BEGIN Data for review

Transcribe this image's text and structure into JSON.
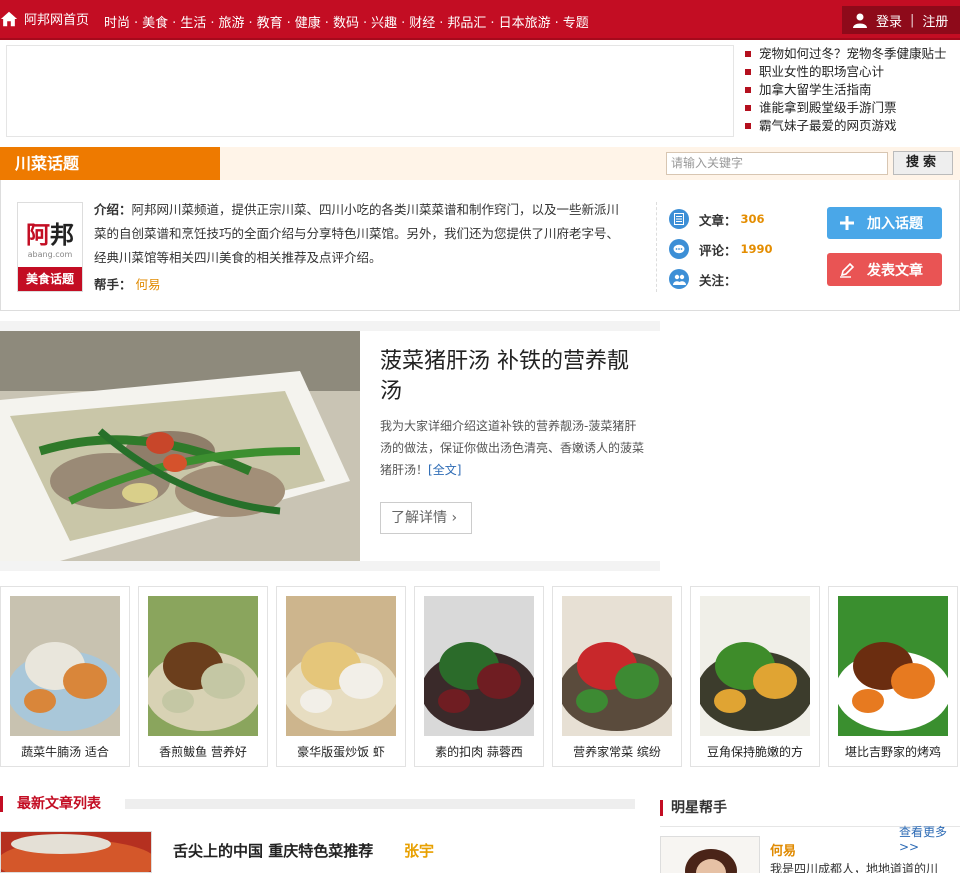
{
  "nav": {
    "home": "阿邦网首页",
    "links": [
      "时尚",
      "美食",
      "生活",
      "旅游",
      "教育",
      "健康",
      "数码",
      "兴趣",
      "财经",
      "邦品汇",
      "日本旅游",
      "专题"
    ],
    "login": "登录",
    "separator": "|",
    "register": "注册"
  },
  "headlines": [
    "宠物如何过冬？宠物冬季健康贴士",
    "职业女性的职场宫心计",
    "加拿大留学生活指南",
    "谁能拿到殿堂级手游门票",
    "霸气妹子最爱的网页游戏"
  ],
  "topic": {
    "title": "川菜话题",
    "search_placeholder": "请输入关键字",
    "search_button": "搜索"
  },
  "info": {
    "logo_text_red": "阿",
    "logo_text_black": "邦",
    "logo_url": "abang.com",
    "logo_tag": "美食话题",
    "intro_label": "介绍：",
    "intro_text": "阿邦网川菜频道，提供正宗川菜、四川小吃的各类川菜菜谱和制作窍门，以及一些新派川菜的自创菜谱和烹饪技巧的全面介绍与分享特色川菜馆。另外，我们还为您提供了川府老字号、经典川菜馆等相关四川美食的相关推荐及点评介绍。",
    "helper_label": "帮手：",
    "helper_name": "何易",
    "stats": [
      {
        "label": "文章：",
        "value": "306",
        "icon": "document-icon"
      },
      {
        "label": "评论：",
        "value": "1990",
        "icon": "comment-icon"
      },
      {
        "label": "关注：",
        "value": "",
        "icon": "users-icon"
      }
    ],
    "join_button": "加入话题",
    "post_button": "发表文章"
  },
  "feature": {
    "title": "菠菜猪肝汤 补铁的营养靓汤",
    "desc": "我为大家详细介绍这道补铁的营养靓汤-菠菜猪肝汤的做法，保证你做出汤色清亮、香嫩诱人的菠菜猪肝汤！",
    "full_link": "[全文]",
    "more_button": "了解详情"
  },
  "thumbs": [
    {
      "caption": "蔬菜牛腩汤 适合",
      "colors": [
        "#a9c7d9",
        "#e9e6dc",
        "#d9863a",
        "#c8c2b0"
      ]
    },
    {
      "caption": "香煎鲅鱼 营养好",
      "colors": [
        "#d8d2b4",
        "#6b3e1c",
        "#c4c7a4",
        "#8aa55d"
      ]
    },
    {
      "caption": "豪华版蛋炒饭 虾",
      "colors": [
        "#e7ddc1",
        "#e5c67a",
        "#f2efe8",
        "#cdb58d"
      ]
    },
    {
      "caption": "素的扣肉 蒜蓉西",
      "colors": [
        "#3a2a2a",
        "#2b6b2a",
        "#6f1d22",
        "#d9d9d9"
      ]
    },
    {
      "caption": "营养家常菜 缤纷",
      "colors": [
        "#5a4b3c",
        "#c8282b",
        "#3d8a33",
        "#e7e0d4"
      ]
    },
    {
      "caption": "豆角保持脆嫩的方",
      "colors": [
        "#3c3c2c",
        "#3e8c2a",
        "#e0a433",
        "#f0efe8"
      ]
    },
    {
      "caption": "堪比吉野家的烤鸡",
      "colors": [
        "#ffffff",
        "#6b2d10",
        "#e77a20",
        "#3a8f2f"
      ]
    }
  ],
  "latest": {
    "title": "最新文章列表",
    "article_title": "舌尖上的中国 重庆特色菜推荐",
    "article_author": "张宇"
  },
  "star": {
    "title": "明星帮手",
    "more": "查看更多>>",
    "name": "何易",
    "desc": "我是四川成都人，地地道道的川"
  },
  "colors": {
    "brand_red": "#c30d23",
    "orange": "#f08300",
    "accent_gold": "#e48d00",
    "blue_button": "#4aa7e8",
    "red_button": "#e95454"
  }
}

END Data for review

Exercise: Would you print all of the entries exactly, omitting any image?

Answer box:
Transcribe this image's text and structure into JSON.
{
  "nav": {
    "home": "阿邦网首页",
    "links": [
      "时尚",
      "美食",
      "生活",
      "旅游",
      "教育",
      "健康",
      "数码",
      "兴趣",
      "财经",
      "邦品汇",
      "日本旅游",
      "专题"
    ],
    "login": "登录",
    "separator": "|",
    "register": "注册"
  },
  "headlines": [
    "宠物如何过冬？宠物冬季健康贴士",
    "职业女性的职场宫心计",
    "加拿大留学生活指南",
    "谁能拿到殿堂级手游门票",
    "霸气妹子最爱的网页游戏"
  ],
  "topic": {
    "title": "川菜话题",
    "search_placeholder": "请输入关键字",
    "search_button": "搜索"
  },
  "info": {
    "logo_text_red": "阿",
    "logo_text_black": "邦",
    "logo_url": "abang.com",
    "logo_tag": "美食话题",
    "intro_label": "介绍：",
    "intro_text": "阿邦网川菜频道，提供正宗川菜、四川小吃的各类川菜菜谱和制作窍门，以及一些新派川菜的自创菜谱和烹饪技巧的全面介绍与分享特色川菜馆。另外，我们还为您提供了川府老字号、经典川菜馆等相关四川美食的相关推荐及点评介绍。",
    "helper_label": "帮手：",
    "helper_name": "何易",
    "stats": [
      {
        "label": "文章：",
        "value": "306",
        "icon": "document-icon"
      },
      {
        "label": "评论：",
        "value": "1990",
        "icon": "comment-icon"
      },
      {
        "label": "关注：",
        "value": "",
        "icon": "users-icon"
      }
    ],
    "join_button": "加入话题",
    "post_button": "发表文章"
  },
  "feature": {
    "title": "菠菜猪肝汤 补铁的营养靓汤",
    "desc": "我为大家详细介绍这道补铁的营养靓汤-菠菜猪肝汤的做法，保证你做出汤色清亮、香嫩诱人的菠菜猪肝汤！",
    "full_link": "[全文]",
    "more_button": "了解详情"
  },
  "thumbs": [
    {
      "caption": "蔬菜牛腩汤 适合",
      "colors": [
        "#a9c7d9",
        "#e9e6dc",
        "#d9863a",
        "#c8c2b0"
      ]
    },
    {
      "caption": "香煎鲅鱼 营养好",
      "colors": [
        "#d8d2b4",
        "#6b3e1c",
        "#c4c7a4",
        "#8aa55d"
      ]
    },
    {
      "caption": "豪华版蛋炒饭 虾",
      "colors": [
        "#e7ddc1",
        "#e5c67a",
        "#f2efe8",
        "#cdb58d"
      ]
    },
    {
      "caption": "素的扣肉 蒜蓉西",
      "colors": [
        "#3a2a2a",
        "#2b6b2a",
        "#6f1d22",
        "#d9d9d9"
      ]
    },
    {
      "caption": "营养家常菜 缤纷",
      "colors": [
        "#5a4b3c",
        "#c8282b",
        "#3d8a33",
        "#e7e0d4"
      ]
    },
    {
      "caption": "豆角保持脆嫩的方",
      "colors": [
        "#3c3c2c",
        "#3e8c2a",
        "#e0a433",
        "#f0efe8"
      ]
    },
    {
      "caption": "堪比吉野家的烤鸡",
      "colors": [
        "#ffffff",
        "#6b2d10",
        "#e77a20",
        "#3a8f2f"
      ]
    }
  ],
  "latest": {
    "title": "最新文章列表",
    "article_title": "舌尖上的中国 重庆特色菜推荐",
    "article_author": "张宇"
  },
  "star": {
    "title": "明星帮手",
    "more": "查看更多>>",
    "name": "何易",
    "desc": "我是四川成都人，地地道道的川"
  },
  "colors": {
    "brand_red": "#c30d23",
    "orange": "#f08300",
    "accent_gold": "#e48d00",
    "blue_button": "#4aa7e8",
    "red_button": "#e95454"
  }
}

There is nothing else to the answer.